Voltage is another key consideration when it comes to determining amp draw. Most well pumps operate on either 120 or 240 volts. Higher voltage levels result in lower amp draws, while lower voltage levels result in higher amp draws.
It’s also essential to consider any additional components attached to your well pump. Components such as pressure switches and control boxes can impact the amp draw of your system. Neglecting these components when calculating your total amp draw can lead to inefficient operation and potential equipment damage.
Safety Tips for Working with Well Pumps
Working with well pumps can be a challenging task that requires careful attention to safety. As an expert in the field, I know how important it is to prioritize safety while working with well pumps. Here are some essential safety tips to keep in mind:
Turn off the power
Before getting started on any work involving a well pump, make sure to turn off the power supply. This can be done by switching off the circuit breaker or disconnecting the power at the control box. By doing this, you can protect yourself from electric shocks and other accidents.
Wear protective gear
It is crucial to wear protective gear when working on a well pump. This includes gloves, eye protection, and appropriate clothing. Protective gear shields you from potential hazards that may arise when working on the well pump.
Use proper tools
Always use the right tools for the job. Using makeshift tools can lead to accidents and injuries. Ensure that you have all the necessary tools and equipment before commencing any work.
Be aware of hazards
When working with well pumps, there are many hazards that can arise. These may include electrical shocks, exposure to chemicals, and physical injuries. Be mindful of these risks and take preventive measures to ensure your safety.
Follow manufacturer instructions
Always follow the manufacturer’s instructions when installing, maintaining, or repairing a well pump. This ensures that you complete the job correctly and safely without any errors.
Keep the area clean
Make sure to keep the area around the well pump clean and free from debris. This helps prevent accidents and injuries while working on the well pump.
Seek professional help if needed
If you are unsure of what to do or not comfortable working on a well pump, seek professional help. It is always better to be safe than sorry.

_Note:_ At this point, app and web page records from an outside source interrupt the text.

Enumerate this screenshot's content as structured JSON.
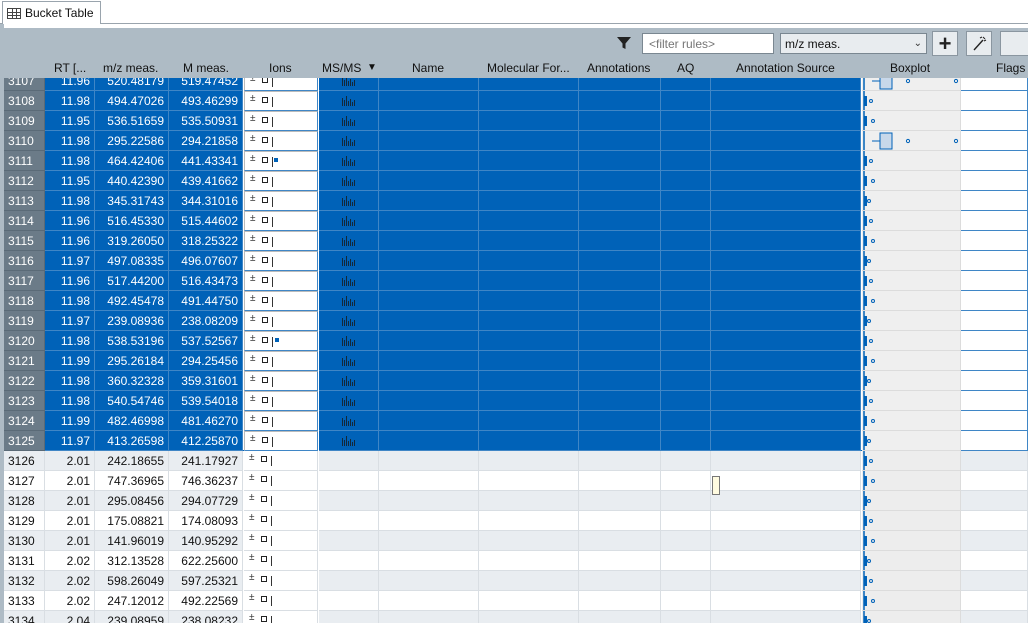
{
  "tab": {
    "label": "Bucket Table"
  },
  "toolbar": {
    "filter_placeholder": "<filter rules>",
    "column_select": "m/z meas."
  },
  "columns": [
    {
      "key": "idx",
      "label": ""
    },
    {
      "key": "rt",
      "label": "RT [..."
    },
    {
      "key": "mz",
      "label": "m/z meas."
    },
    {
      "key": "m",
      "label": "M meas."
    },
    {
      "key": "ions",
      "label": "Ions"
    },
    {
      "key": "msms",
      "label": "MS/MS"
    },
    {
      "key": "name",
      "label": "Name"
    },
    {
      "key": "formula",
      "label": "Molecular For..."
    },
    {
      "key": "annotations",
      "label": "Annotations"
    },
    {
      "key": "aq",
      "label": "AQ"
    },
    {
      "key": "source",
      "label": "Annotation Source"
    },
    {
      "key": "boxplot",
      "label": "Boxplot"
    },
    {
      "key": "flags",
      "label": "Flags"
    }
  ],
  "sort_indicator": "▼",
  "rows": [
    {
      "idx": "3107",
      "rt": "11.96",
      "mz": "520.48179",
      "m": "519.47452",
      "selected": true
    },
    {
      "idx": "3108",
      "rt": "11.98",
      "mz": "494.47026",
      "m": "493.46299",
      "selected": true
    },
    {
      "idx": "3109",
      "rt": "11.95",
      "mz": "536.51659",
      "m": "535.50931",
      "selected": true
    },
    {
      "idx": "3110",
      "rt": "11.98",
      "mz": "295.22586",
      "m": "294.21858",
      "selected": true
    },
    {
      "idx": "3111",
      "rt": "11.98",
      "mz": "464.42406",
      "m": "441.43341",
      "selected": true
    },
    {
      "idx": "3112",
      "rt": "11.95",
      "mz": "440.42390",
      "m": "439.41662",
      "selected": true
    },
    {
      "idx": "3113",
      "rt": "11.98",
      "mz": "345.31743",
      "m": "344.31016",
      "selected": true
    },
    {
      "idx": "3114",
      "rt": "11.96",
      "mz": "516.45330",
      "m": "515.44602",
      "selected": true
    },
    {
      "idx": "3115",
      "rt": "11.96",
      "mz": "319.26050",
      "m": "318.25322",
      "selected": true
    },
    {
      "idx": "3116",
      "rt": "11.97",
      "mz": "497.08335",
      "m": "496.07607",
      "selected": true
    },
    {
      "idx": "3117",
      "rt": "11.96",
      "mz": "517.44200",
      "m": "516.43473",
      "selected": true
    },
    {
      "idx": "3118",
      "rt": "11.98",
      "mz": "492.45478",
      "m": "491.44750",
      "selected": true
    },
    {
      "idx": "3119",
      "rt": "11.97",
      "mz": "239.08936",
      "m": "238.08209",
      "selected": true
    },
    {
      "idx": "3120",
      "rt": "11.98",
      "mz": "538.53196",
      "m": "537.52567",
      "selected": true
    },
    {
      "idx": "3121",
      "rt": "11.99",
      "mz": "295.26184",
      "m": "294.25456",
      "selected": true
    },
    {
      "idx": "3122",
      "rt": "11.98",
      "mz": "360.32328",
      "m": "359.31601",
      "selected": true
    },
    {
      "idx": "3123",
      "rt": "11.98",
      "mz": "540.54746",
      "m": "539.54018",
      "selected": true
    },
    {
      "idx": "3124",
      "rt": "11.99",
      "mz": "482.46998",
      "m": "481.46270",
      "selected": true
    },
    {
      "idx": "3125",
      "rt": "11.97",
      "mz": "413.26598",
      "m": "412.25870",
      "selected": true
    },
    {
      "idx": "3126",
      "rt": "2.01",
      "mz": "242.18655",
      "m": "241.17927",
      "selected": false
    },
    {
      "idx": "3127",
      "rt": "2.01",
      "mz": "747.36965",
      "m": "746.36237",
      "selected": false
    },
    {
      "idx": "3128",
      "rt": "2.01",
      "mz": "295.08456",
      "m": "294.07729",
      "selected": false
    },
    {
      "idx": "3129",
      "rt": "2.01",
      "mz": "175.08821",
      "m": "174.08093",
      "selected": false
    },
    {
      "idx": "3130",
      "rt": "2.01",
      "mz": "141.96019",
      "m": "140.95292",
      "selected": false
    },
    {
      "idx": "3131",
      "rt": "2.02",
      "mz": "312.13528",
      "m": "622.25600",
      "selected": false
    },
    {
      "idx": "3132",
      "rt": "2.02",
      "mz": "598.26049",
      "m": "597.25321",
      "selected": false
    },
    {
      "idx": "3133",
      "rt": "2.02",
      "mz": "247.12012",
      "m": "492.22569",
      "selected": false
    },
    {
      "idx": "3134",
      "rt": "2.04",
      "mz": "239.08959",
      "m": "238.08232",
      "selected": false
    }
  ],
  "colors": {
    "selection": "#0062b8",
    "header": "#aebbc5",
    "row_alt": "#e9edf1",
    "boxplot_bg": "#efefef"
  }
}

In conclusion, grasping the amperage requirements of a 3/4 horsepower well pump is crucial for homeowners who rely on wells to access water. Knowing the amperage draw of your pump can help you determine the appropriate size of generator or inverter required during power outages. It can also help you identify whether your pump is running efficiently or consuming too much power, causing an unwelcome spike in energy bills.
The amperage draw of a 3/4 hp well pump hinges on several factors such as voltage, well depth and size, motor type, and the condition of the pump and its components. Therefore, it’s essential to choose an energy-efficient and reliable well pump that is easy to maintain and repair.
Regular maintenance and inspection can keep your well pump functioning optimally. However, safety should always come first when working with well pumps. Before conducting any work involving a well pump, turn off the power supply, wear protective gear, use proper tools, be aware of hazards, follow manufacturer instructions, keep the area clean, and seek professional assistance if necessary.
By understanding these key concepts behind well pumps’ horsepower and amperage draw while following these tips, homeowners can optimize their wells’ efficiency while minimizing energy costs.